Technology companies are as susceptible to trends as teenage girls, and I'd argue that many of the companies making LCD-based e-readers are simply jumping on the bandwagon. Many of these so-called e-readers are no more than tablet PCs or MIDs (mobile internet devices), capable of displaying e-books with e-reader software but not really optimised for that purpose.
It's no different, really, from a mobile phone running Amazon's Kindle app, or any other e-reader software for that matter. The only difference between the two categories is the size of the screen.
Much of the hype is just that. After all, this is CES - the place where companies go to put forth ideas and gauge the reception from the media and potential customers.
Which brings me around to the MSI 10in dual-screen e-reader concept. The clam-shell prototype device was surprisingly lightweight in my hands, and had a touchscreen that made it easy to navigate around the Windows 7 starter operating system. The screens responded to being reoriented from the vertical position to horizontal; in horizontal mode, the unit has a virtual keyboard with haptic feedback.
The prototype is intriguing, to be sure, but, MSI has no plans to bring it to market, and according to a product manager, the product won't be manufactured until at least 2011. Ditto for the company's other concept display, a half-inch-thick (give or take) tablet 'e-reader' with touchscreen, running Google Android. Both devices ran e-reader software, had LCD screens, and used full operating systems. They were capable of far more than many traditional e-readers, but will they be suitable if what you really want is a device primarily to read novels on your commute?
Other e-readers, such as the Entourage eDge and the Spring Designs Alex Reader, also include multi-purpose LCD screens. But in addition, they have E-Ink displays of equal or greater size that the manufacturers intend for use as the primary reading display.

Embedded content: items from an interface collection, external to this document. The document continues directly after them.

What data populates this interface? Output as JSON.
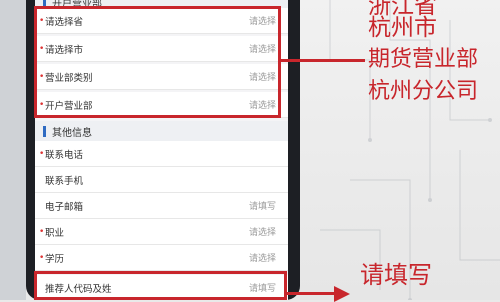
{
  "top_section": {
    "title": "开户营业部"
  },
  "branch_rows": [
    {
      "label": "请选择省",
      "value": "请选择"
    },
    {
      "label": "请选择市",
      "value": "请选择"
    },
    {
      "label": "营业部类别",
      "value": "请选择"
    },
    {
      "label": "开户营业部",
      "value": "请选择"
    }
  ],
  "other_section": {
    "title": "其他信息"
  },
  "other_rows": [
    {
      "label": "联系电话",
      "value": ""
    },
    {
      "label": "联系手机",
      "value": ""
    },
    {
      "label": "电子邮箱",
      "value": "请填写"
    },
    {
      "label": "职业",
      "value": "请选择"
    },
    {
      "label": "学历",
      "value": "请选择"
    },
    {
      "label": "推荐人代码及姓",
      "value": "请填写"
    }
  ],
  "annotations": {
    "top": [
      "浙江省",
      "杭州市",
      "期货营业部",
      "杭州分公司"
    ],
    "bottom": "请填写"
  },
  "colors": {
    "accent": "#c8262c",
    "section_bar": "#2f6bc2"
  }
}
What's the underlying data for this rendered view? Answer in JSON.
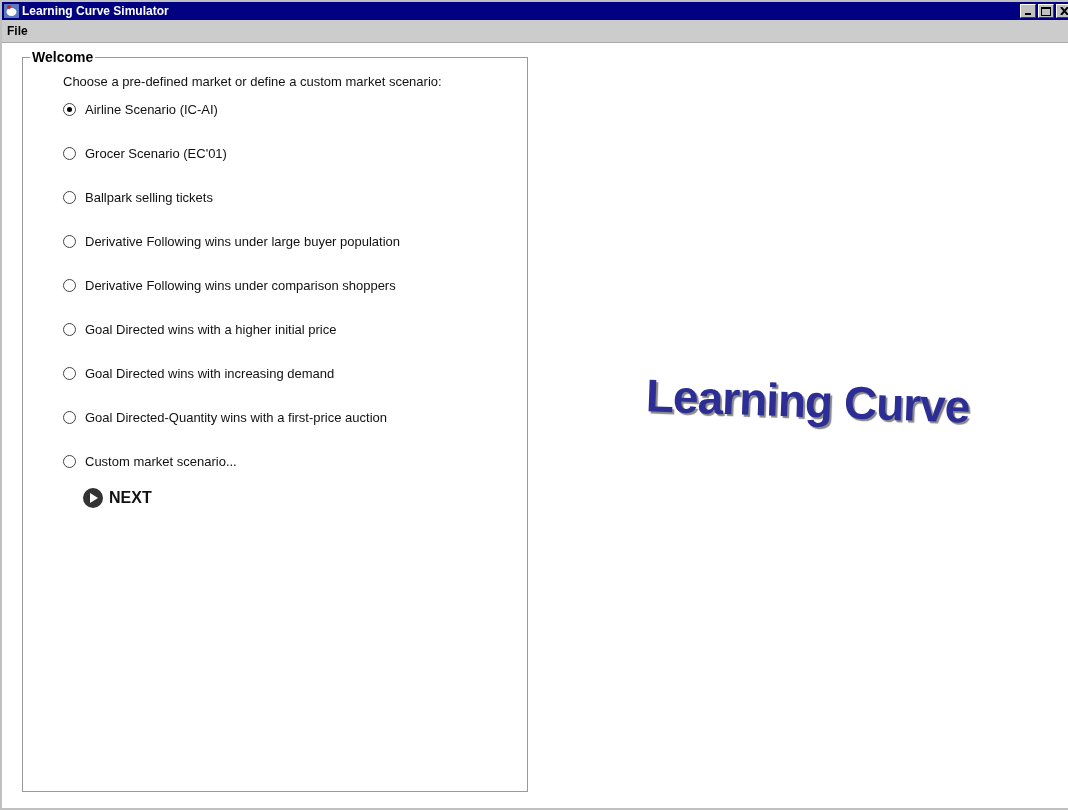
{
  "window": {
    "title": "Learning Curve Simulator"
  },
  "menu": [
    "File"
  ],
  "panel": {
    "legend": "Welcome",
    "prompt": "Choose a pre-defined market or define a custom market scenario:",
    "options": [
      {
        "label": "Airline Scenario (IC-AI)",
        "selected": true
      },
      {
        "label": "Grocer Scenario (EC'01)",
        "selected": false
      },
      {
        "label": "Ballpark selling tickets",
        "selected": false
      },
      {
        "label": "Derivative Following wins under large buyer population",
        "selected": false
      },
      {
        "label": "Derivative Following wins under comparison shoppers",
        "selected": false
      },
      {
        "label": "Goal Directed wins with a higher initial price",
        "selected": false
      },
      {
        "label": "Goal Directed wins with increasing demand",
        "selected": false
      },
      {
        "label": "Goal Directed-Quantity wins with a first-price auction",
        "selected": false
      },
      {
        "label": "Custom market scenario...",
        "selected": false
      }
    ],
    "next": "NEXT"
  },
  "logo": "Learning Curve"
}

While many of the tablet devices and MIDs introduced at CES look promising, none appear ready to replace electronic paper for proper reading. When the sun set in Vegas, they're still just small PCs that let you access electronic books, along with doing a whole lot of other stuff.